Reproduce each record exactly.

*** Records ***

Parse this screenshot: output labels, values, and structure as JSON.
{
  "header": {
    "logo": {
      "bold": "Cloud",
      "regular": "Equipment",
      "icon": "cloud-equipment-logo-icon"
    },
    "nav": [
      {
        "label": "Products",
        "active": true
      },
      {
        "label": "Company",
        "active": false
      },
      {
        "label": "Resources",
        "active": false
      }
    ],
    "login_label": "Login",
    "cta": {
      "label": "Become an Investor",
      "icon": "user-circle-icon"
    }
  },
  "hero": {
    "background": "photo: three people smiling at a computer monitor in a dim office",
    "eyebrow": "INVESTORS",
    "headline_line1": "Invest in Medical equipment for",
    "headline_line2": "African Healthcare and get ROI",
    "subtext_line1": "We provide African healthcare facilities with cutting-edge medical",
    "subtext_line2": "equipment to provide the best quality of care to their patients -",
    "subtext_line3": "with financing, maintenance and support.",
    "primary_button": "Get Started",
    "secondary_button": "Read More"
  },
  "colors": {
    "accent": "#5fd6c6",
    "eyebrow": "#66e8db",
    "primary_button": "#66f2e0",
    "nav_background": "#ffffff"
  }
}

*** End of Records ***

• Output below:
Parse this screenshot: output labels, values, and structure as JSON.
{
  "header": {
    "logo": {
      "bold": "Cloud",
      "regular": "Equipment",
      "icon": "cloud-equipment-logo-icon"
    },
    "nav": [
      {
        "label": "Products",
        "active": true
      },
      {
        "label": "Company",
        "active": false
      },
      {
        "label": "Resources",
        "active": false
      }
    ],
    "login_label": "Login",
    "cta": {
      "label": "Become an Investor",
      "icon": "user-circle-icon"
    }
  },
  "hero": {
    "background": "photo: three people smiling at a computer monitor in a dim office",
    "eyebrow": "INVESTORS",
    "headline_line1": "Invest in Medical equipment for",
    "headline_line2": "African Healthcare and get ROI",
    "subtext_line1": "We provide African healthcare facilities with cutting-edge medical",
    "subtext_line2": "equipment to provide the best quality of care to their patients -",
    "subtext_line3": "with financing, maintenance and support.",
    "primary_button": "Get Started",
    "secondary_button": "Read More"
  },
  "colors": {
    "accent": "#5fd6c6",
    "eyebrow": "#66e8db",
    "primary_button": "#66f2e0",
    "nav_background": "#ffffff"
  }
}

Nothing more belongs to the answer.